__Problem details__:
Read the records below and report each line in which "likes" occurs.

_____

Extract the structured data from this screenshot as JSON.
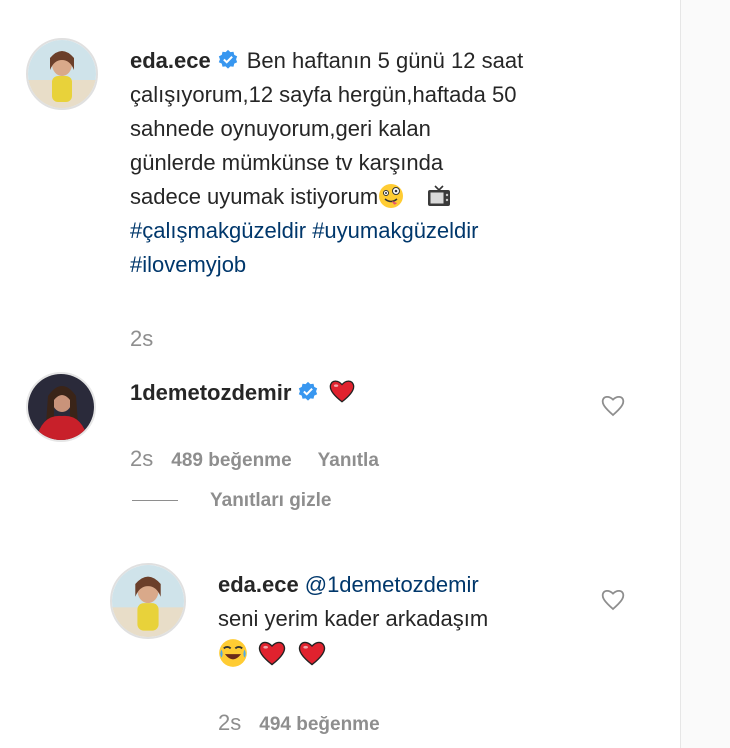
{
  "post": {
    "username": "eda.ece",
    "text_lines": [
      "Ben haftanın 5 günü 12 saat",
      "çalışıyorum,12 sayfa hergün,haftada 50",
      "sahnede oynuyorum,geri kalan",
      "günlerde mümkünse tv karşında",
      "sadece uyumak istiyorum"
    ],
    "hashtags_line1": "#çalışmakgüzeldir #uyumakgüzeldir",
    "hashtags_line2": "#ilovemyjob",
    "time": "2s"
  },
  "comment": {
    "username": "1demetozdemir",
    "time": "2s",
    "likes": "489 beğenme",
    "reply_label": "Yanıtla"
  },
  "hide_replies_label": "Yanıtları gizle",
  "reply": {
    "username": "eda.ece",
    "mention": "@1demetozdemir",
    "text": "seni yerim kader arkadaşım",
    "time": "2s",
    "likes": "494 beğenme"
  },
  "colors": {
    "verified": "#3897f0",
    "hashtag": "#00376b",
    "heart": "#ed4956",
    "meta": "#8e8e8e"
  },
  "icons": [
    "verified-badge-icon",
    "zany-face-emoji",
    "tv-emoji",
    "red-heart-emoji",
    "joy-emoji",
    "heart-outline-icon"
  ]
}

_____

__Completed exercise__:
    "likes": "489 beğenme",
    "likes": "494 beğenme"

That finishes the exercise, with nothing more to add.